It also said Mr Page "has established relationships with Russian government officials, including Russian intelligence officers".

Image source, EPA
Image caption,
Donald Trump said the documents "confirm the Department of 'Justice' and FBI misled the courts"

Mr Page told CNN that describing him as an adviser to the Russian government was "way over the top".

"I've never been an agent of a foreign power by any stretch of the imagination," he said.

"You talk about misleading the courts, it's just so misleading. It's literally a complete joke."

Asked about his previous comments referring to himself as an informal adviser to the Kremlin, Mr Page responded that his contacts had been "informal, having some conversations with people... this is really nothing and just an attempt to distract from the real crimes shown in this misleading document".

Who is Carter Page?

Mr Page is an energy industry consultant with longstanding ties to Russia. He first contacted the Trump campaign in 2015 before meeting Mr Trump's campaign manager, Corey Lewandowski, in January 2016.

By March 2016, Mr Trump had identified Mr Page as one of a handful of campaign foreign policy advisers.

However, after allegations emerged in the Steele dossier that he had served as an intermediary between Russian officials and the president's campaign as they worked to advance Mr Trump's presidential efforts, Mr Page resigned from his role.
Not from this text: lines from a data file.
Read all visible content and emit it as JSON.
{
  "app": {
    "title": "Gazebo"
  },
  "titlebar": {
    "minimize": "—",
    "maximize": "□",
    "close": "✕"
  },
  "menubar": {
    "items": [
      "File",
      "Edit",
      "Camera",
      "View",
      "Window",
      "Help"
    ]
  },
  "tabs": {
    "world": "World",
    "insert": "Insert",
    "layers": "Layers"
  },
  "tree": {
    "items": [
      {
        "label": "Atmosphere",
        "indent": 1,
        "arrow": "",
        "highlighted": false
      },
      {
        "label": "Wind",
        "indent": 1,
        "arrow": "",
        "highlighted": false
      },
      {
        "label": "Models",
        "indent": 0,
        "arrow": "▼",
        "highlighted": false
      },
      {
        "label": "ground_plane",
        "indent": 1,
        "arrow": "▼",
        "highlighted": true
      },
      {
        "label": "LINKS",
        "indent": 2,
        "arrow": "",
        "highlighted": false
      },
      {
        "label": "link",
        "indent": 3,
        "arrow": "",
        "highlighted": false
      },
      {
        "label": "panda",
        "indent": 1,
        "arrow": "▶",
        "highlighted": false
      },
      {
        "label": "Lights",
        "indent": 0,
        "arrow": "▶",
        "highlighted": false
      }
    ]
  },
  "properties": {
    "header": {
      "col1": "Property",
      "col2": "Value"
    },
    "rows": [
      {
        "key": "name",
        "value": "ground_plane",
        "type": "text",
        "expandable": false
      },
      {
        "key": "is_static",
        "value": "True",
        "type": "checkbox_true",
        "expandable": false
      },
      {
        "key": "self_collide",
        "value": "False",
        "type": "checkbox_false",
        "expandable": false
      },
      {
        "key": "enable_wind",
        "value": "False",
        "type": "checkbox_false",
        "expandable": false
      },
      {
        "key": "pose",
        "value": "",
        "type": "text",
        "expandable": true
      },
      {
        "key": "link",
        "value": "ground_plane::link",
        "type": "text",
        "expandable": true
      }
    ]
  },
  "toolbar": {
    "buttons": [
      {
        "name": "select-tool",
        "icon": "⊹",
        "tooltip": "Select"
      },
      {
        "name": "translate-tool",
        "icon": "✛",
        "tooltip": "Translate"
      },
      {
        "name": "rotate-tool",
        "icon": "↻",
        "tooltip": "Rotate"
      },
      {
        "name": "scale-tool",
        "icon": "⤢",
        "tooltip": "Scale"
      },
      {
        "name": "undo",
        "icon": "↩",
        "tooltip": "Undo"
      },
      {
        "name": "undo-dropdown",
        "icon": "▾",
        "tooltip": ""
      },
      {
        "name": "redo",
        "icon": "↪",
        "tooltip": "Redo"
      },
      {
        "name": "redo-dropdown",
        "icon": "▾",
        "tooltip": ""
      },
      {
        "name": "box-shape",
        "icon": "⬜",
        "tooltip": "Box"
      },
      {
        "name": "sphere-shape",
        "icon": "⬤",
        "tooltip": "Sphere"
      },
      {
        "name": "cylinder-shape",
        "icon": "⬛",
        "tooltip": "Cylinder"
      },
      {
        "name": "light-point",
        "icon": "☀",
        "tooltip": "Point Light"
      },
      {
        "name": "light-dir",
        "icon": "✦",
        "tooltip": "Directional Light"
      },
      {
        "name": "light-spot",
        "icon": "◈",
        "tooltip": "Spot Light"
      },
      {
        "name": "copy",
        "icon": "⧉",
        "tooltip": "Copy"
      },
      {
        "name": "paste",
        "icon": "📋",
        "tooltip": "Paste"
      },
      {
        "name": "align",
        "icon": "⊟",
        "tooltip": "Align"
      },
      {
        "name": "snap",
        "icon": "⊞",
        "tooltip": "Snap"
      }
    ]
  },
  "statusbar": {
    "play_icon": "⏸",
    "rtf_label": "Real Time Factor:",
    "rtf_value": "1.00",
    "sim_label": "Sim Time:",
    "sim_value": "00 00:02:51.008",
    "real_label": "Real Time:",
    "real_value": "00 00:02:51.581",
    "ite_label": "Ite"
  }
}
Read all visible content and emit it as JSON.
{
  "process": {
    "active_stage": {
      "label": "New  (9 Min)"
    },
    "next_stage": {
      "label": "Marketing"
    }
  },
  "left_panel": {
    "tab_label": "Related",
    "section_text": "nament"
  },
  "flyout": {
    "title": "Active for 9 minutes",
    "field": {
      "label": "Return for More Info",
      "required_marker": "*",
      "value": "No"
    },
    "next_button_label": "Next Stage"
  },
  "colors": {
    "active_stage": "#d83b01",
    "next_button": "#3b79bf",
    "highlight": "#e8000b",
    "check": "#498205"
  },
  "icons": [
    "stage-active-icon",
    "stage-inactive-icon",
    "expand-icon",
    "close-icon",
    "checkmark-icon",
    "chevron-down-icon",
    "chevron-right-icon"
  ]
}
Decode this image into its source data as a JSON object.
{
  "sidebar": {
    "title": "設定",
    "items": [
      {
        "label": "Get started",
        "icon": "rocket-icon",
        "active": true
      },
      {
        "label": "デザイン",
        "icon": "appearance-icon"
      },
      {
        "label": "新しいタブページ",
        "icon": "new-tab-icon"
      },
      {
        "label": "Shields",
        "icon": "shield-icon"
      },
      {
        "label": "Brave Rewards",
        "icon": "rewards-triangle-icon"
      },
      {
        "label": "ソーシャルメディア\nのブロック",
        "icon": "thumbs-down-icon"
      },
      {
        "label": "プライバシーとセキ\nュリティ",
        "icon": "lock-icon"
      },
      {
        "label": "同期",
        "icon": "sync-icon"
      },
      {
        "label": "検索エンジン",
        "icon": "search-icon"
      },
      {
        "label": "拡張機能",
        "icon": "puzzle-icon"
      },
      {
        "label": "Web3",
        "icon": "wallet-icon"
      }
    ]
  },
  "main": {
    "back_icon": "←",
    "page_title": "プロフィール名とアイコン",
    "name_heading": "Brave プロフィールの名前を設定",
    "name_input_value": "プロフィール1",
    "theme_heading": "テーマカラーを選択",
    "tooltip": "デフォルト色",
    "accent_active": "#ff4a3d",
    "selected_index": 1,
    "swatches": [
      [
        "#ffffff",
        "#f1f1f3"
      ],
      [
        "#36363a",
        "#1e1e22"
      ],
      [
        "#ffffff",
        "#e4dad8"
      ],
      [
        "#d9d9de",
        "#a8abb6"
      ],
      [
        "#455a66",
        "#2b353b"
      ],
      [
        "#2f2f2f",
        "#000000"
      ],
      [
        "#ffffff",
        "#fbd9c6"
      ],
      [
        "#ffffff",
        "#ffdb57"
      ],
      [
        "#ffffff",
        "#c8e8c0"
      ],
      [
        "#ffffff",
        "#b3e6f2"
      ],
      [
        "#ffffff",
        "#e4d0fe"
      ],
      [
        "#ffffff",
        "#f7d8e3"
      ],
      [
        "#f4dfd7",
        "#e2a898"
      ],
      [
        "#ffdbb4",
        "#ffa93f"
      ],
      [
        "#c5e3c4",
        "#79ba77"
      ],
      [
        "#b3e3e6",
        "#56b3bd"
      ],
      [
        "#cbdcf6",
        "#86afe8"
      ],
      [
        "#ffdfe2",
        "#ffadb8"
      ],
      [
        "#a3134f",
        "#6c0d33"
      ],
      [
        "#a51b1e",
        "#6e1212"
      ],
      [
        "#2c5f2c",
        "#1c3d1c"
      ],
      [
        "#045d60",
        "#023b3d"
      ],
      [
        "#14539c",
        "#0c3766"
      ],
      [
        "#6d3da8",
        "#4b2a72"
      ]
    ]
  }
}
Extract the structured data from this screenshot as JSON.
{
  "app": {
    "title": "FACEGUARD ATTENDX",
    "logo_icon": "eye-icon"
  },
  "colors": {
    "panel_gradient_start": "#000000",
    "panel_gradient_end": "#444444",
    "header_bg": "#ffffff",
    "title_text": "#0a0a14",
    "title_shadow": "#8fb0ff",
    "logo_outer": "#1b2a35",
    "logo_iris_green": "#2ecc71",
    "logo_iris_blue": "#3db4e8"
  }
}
He denied all the allegations against him.

Row over court 'politicisation'

Republicans have criticised the FBI for using material from the Steele dossier in applications to the Fisa court - describing its contents as entirely without foundation - while not telling the court that the Democratic National Committee and Hillary Clinton's presidential campaign had helped fund the research.

Democrats point out that the applications contain evidence against Mr Page that is not related to the Steele dossier, and that the FBI clearly told the court that the research sponsor wanted to discredit Mr Trump's presidential campaign.

The application said that based on the dossier author's previous reliable reporting history with the FBI, the agency believed the information to be credible.

What did Trump say?

The president took to Twitter to welcome the release of the documents and accuse the Department of Justice and the FBI of breaking the law to mislead the courts and spy on his campaign - to benefit his Democratic opponent in the election, Hillary Clinton.

The BBC is not responsible for the content of external sites.View original tweet on Twitter
The BBC is not responsible for the content of external sites.View original tweet on Twitter

The leader of the Democratic Party in the US House of Representatives, Nancy Pelosi, came to a different conclusion.

In a statement, she said: "Despite President Trump's repeated claims, these documents provide clear evidence of 'Russia's co-ordination with Carter Page', a high-ranking Trump campaign official, 'to undermine and improperly and illegally influence the 2016 US presidential election'."

She added: "The GOP [Republican Party] must cease their attacks on our law enforcement and intelligence communities, and finally decide where their loyalty lies."

How does this fit into the wider picture?

The documents' release comes nine days after 12 Russians were charged with hacking Democratic officials in the 2016 US elections.

The charges form part of special counsel Robert Mueller's investigation into US intelligence findings that Russians conspired to tilt the election in Mr Trump's favour, and whether any of his campaign aides colluded. Mr Trump has labelled the investigation a "witch hunt".

So far, the inquiry has indicted 32 people - mostly Russian nationals in absentia.

Media caption,

Trump on Putin: "As the leader of a country, you would have to hold him responsible, yes"

Just days later, Mr Trump met his Russian counterpart, Vladimir Putin, at a summit in Helsinki and was asked by reporters whether he believed Russia had meddled in the 2016 election,

"President Putin says it's not Russia. I don't see any reason why it would be," he replied, appearing to back the Russians over his own agencies.

The next day, following widespread outrage, he read a pre-prepared statement, saying he actually meant "wouldn't".

On Thursday, the White House announced it had invited Mr Putin to Washington in October.